The Reindeer People descend from an ancient tribe. Their lives are guided by shamans and shaped by dreams and tradition.
Thousands of years ago, their ancestors left North East China. They crossed deserts and ice; mountains and forests: spreading through Asia, Europe and the Americas.
Some ancients believed these people flew. Whilst traveling in Mongolia, you may come across stones with carved images of flying reindeer.
But it's not just the stones you can see. In Northern Mongolia's ancient coniferous forests, a few dozen families still live. Calling themselves the Tsaatan or Dukha, they trace their ancestry from the first Reindeer People.
The Tsaatan live as nomads - moving camp several times a year, usually when the seasons change. They do this of necessity. If they stayed in their winter camp during the hot summer, their reindeer would become vulnerable to insects and parasites.
The Tsaatan life has been built entirely around their reindeers. Their reindeers provide them with milk, cheese, meat, and transportation. They sew their clothes with reindeer hair; reindeer dung fuels their stoves; and antlers are used to make tools.
Today's Reindeer People still live in tepees. On hot summer nights, they light fires to create a smoke screen from the flies and mosquitoes. At night, they sleep naked under furs as the smoky remnants of the fire escape through the teepee's peak.
Want a sneak peek at their life? Watch this video...
Tsaatan nomads have inherited a rich and sophisticated knowledge of their natural environment. When not involved in hunting, the Tsaatan women take the reindeers into mountain pastures. There they feed on lichen, leaves and mushrooms. At night, the Tsaatan herd the reindeers into fenced areas or tie them to a stake.
But the Tsaatan's way of life is endangered - many have swapped their nomadic life for urban areas.
The forests in which their ancestors lived, died and lie are in danger. With the growth of mining companies and lobby groups, many see the ancient forests as an untapped resource instead of a conservation priority.
Tourism has also damaged the Tsaatan's way of life. Hunting by tourists has deprived predators of their preferred prey. With less to go round, reindeer now appears on the menus of Mongolians and wolves alike.
Responsible tourism can help. The visit of small numbers helps raise awareness of the Tsaatan. Tourism also shows the government that preservation of their environment can generate consistent and sustainable income.
Responsible tourism may even encourage the development of a long proposed seventy-thousand kilometer, cross-border nature reserve. This would introduce laws, a budget, and rangers to help protect the Tsaatan people, reindeer and culture for generations to come.
To encourage responsible tourism the Tsaatan have set up a Tsaatan Community and Visitors Center. The center receives and educates those who venture to their land.

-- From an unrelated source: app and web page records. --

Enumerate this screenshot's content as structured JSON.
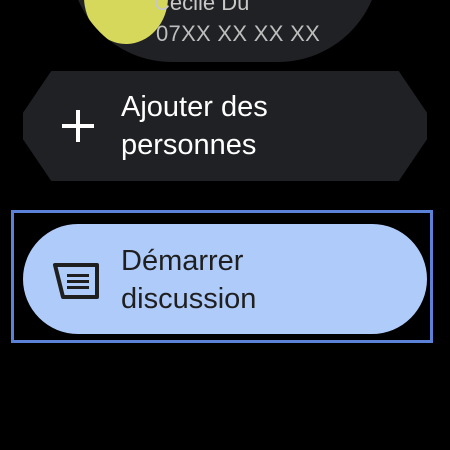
{
  "contact": {
    "name": "Cécile Du",
    "phone": "07XX XX XX XX"
  },
  "actions": {
    "add_people": {
      "label": "Ajouter des\npersonnes",
      "icon": "plus-icon"
    },
    "start_discussion": {
      "label": "Démarrer\ndiscussion",
      "icon": "chat-message-icon"
    }
  },
  "colors": {
    "chip_dark": "#202124",
    "chip_selected": "#aecbfa",
    "focus_border": "#5b82d6",
    "avatar": "#d6d85c"
  }
}
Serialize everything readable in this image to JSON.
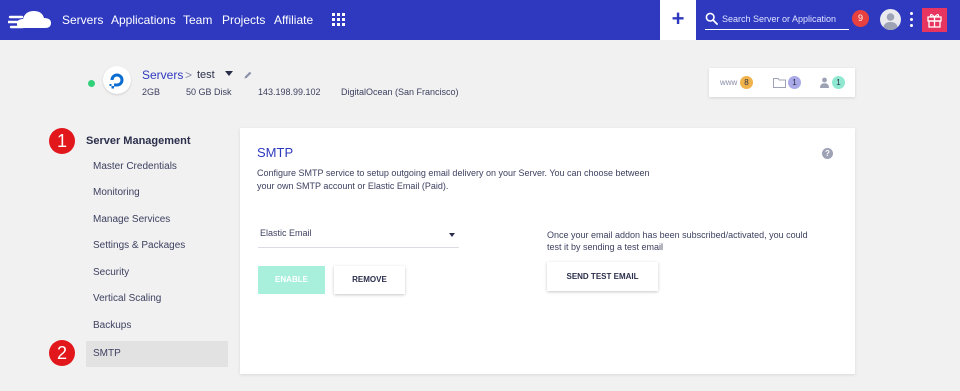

But seven-star travelers should beware! The Tsaatan represent one of the last truly nomadic cultures. Their nomadic lifestyle and the subzero temperatures of winter mean that plumbing does not exist. Toilets are a bush or a hole in the ground. Neither will you find corner shops. Corners don't exist in the Tsaatan world.
But if you can rough it for a while, a short visit will reveal an extraordinary world. The memories you take with you will warm many a winter night.

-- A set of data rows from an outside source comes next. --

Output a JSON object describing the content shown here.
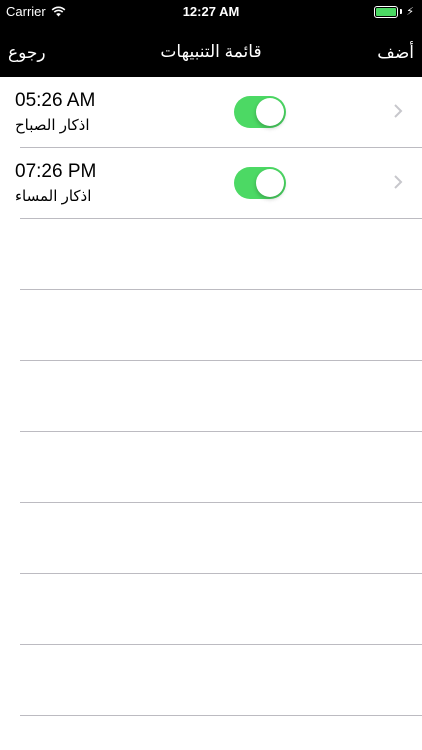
{
  "status_bar": {
    "carrier": "Carrier",
    "time": "12:27 AM",
    "battery_color": "#4cd964"
  },
  "nav_bar": {
    "back_label": "رجوع",
    "title": "قائمة التنبيهات",
    "add_label": "أضف"
  },
  "alarms": [
    {
      "time": "05:26 AM",
      "name": "اذكار الصباح",
      "enabled": true
    },
    {
      "time": "07:26 PM",
      "name": "اذكار المساء",
      "enabled": true
    }
  ],
  "colors": {
    "switch_on": "#4cd964",
    "separator": "#bcbbc1",
    "chevron": "#c7c7cc"
  }
}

In recent years, many film crews have traveled to Tsaatan land. They have paid the Tsaatan vast amounts of money, which they simply store in containers. Some have used this money to move to the city - and found unemployment and poverty in a world which does not value their skills.
Other tourists have taken gifts of modern materials, which the Tsaatan have used in place of traditional materials in their clothing and homes. They have become reliant on many of these materials. Such gifts are not helping the Tsaatan.
Here's what you should do...
The best way to meet the reindeer people is to seek the services of a Mongolian tour operator which knows the Tsaatan - contact me if you would like to talk to such an operator.
They will advise you on culturally appropriate gifts and ensure your visit does not endanger the Tsaatan culture or way of life.
The Reindeer People migrated far and wide. They are known in Siberia by the name Eveny. In Inner Mongolia they go by the name
Did you meet the reindeer people? Share your story!